Material supplied Block Start

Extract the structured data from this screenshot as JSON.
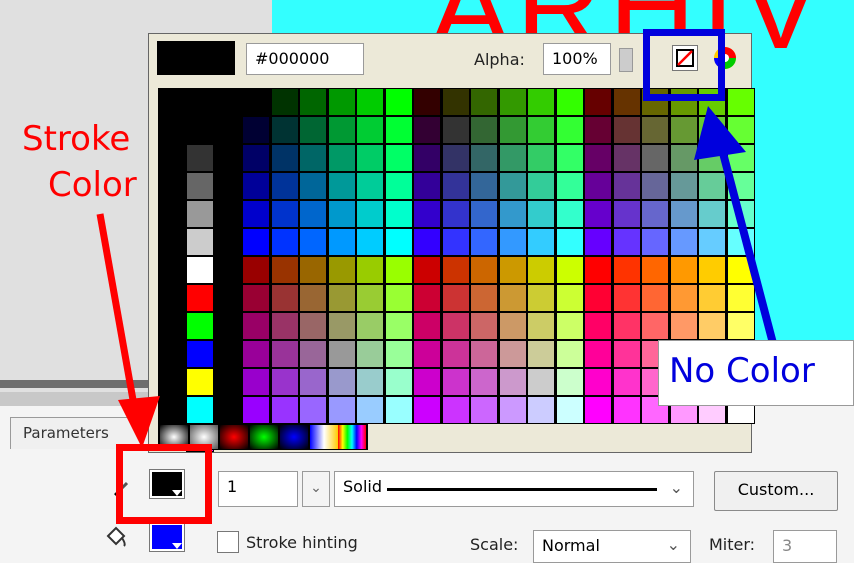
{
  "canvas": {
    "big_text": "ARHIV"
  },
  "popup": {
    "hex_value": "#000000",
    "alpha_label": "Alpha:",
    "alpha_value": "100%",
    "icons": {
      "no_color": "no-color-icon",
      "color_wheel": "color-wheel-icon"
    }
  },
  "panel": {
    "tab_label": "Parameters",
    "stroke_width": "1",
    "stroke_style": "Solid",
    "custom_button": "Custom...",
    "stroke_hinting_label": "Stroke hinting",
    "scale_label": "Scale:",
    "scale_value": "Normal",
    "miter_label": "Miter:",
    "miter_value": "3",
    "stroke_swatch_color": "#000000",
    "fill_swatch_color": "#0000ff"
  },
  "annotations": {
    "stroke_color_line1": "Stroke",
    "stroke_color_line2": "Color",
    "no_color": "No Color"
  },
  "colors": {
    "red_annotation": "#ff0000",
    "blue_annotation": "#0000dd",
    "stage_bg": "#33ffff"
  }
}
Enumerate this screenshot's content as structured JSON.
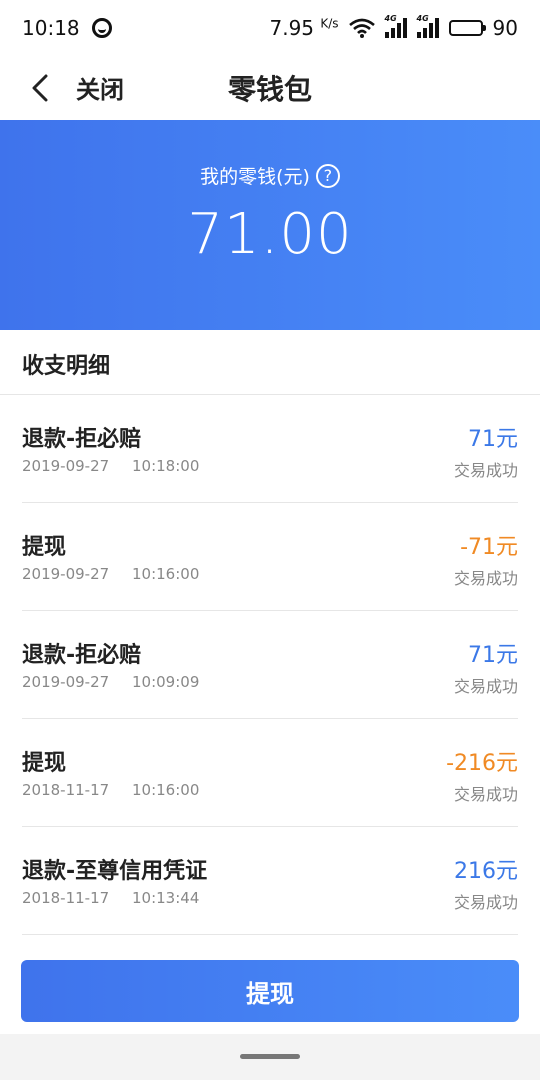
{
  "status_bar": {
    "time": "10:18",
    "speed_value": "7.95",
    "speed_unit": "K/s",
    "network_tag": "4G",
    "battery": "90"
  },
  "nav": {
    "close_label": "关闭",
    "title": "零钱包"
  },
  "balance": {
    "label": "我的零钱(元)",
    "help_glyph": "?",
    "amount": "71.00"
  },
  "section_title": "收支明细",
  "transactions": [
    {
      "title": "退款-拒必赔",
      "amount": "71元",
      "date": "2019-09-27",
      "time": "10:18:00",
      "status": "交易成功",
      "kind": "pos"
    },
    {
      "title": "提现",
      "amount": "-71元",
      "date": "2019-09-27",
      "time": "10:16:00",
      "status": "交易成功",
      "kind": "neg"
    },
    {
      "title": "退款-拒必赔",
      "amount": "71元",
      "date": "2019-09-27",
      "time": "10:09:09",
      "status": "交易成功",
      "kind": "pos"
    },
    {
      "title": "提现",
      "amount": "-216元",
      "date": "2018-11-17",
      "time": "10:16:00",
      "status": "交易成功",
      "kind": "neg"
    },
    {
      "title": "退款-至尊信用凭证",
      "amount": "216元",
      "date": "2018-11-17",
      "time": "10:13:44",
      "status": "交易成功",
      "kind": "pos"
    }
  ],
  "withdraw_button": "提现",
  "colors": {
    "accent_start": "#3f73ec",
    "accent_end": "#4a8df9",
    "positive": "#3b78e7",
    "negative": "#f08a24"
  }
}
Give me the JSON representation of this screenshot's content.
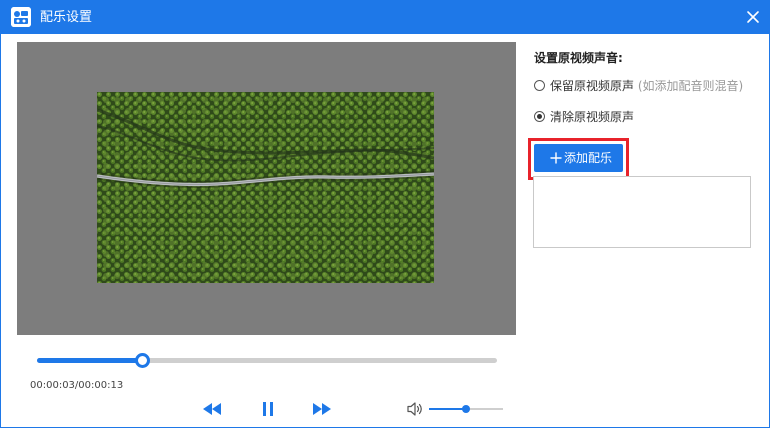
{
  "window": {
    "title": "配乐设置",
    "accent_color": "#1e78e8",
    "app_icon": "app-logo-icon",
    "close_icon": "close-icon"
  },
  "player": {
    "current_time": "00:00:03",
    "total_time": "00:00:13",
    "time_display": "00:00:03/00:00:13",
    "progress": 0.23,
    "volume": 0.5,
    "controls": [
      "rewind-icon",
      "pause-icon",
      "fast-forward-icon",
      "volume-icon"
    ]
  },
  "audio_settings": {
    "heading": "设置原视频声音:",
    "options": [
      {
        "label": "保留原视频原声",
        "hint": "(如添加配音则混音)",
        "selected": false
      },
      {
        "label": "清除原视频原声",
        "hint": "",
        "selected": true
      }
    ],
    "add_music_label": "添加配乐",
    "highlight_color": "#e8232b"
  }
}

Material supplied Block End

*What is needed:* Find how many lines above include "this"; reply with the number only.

*Solution below:* 3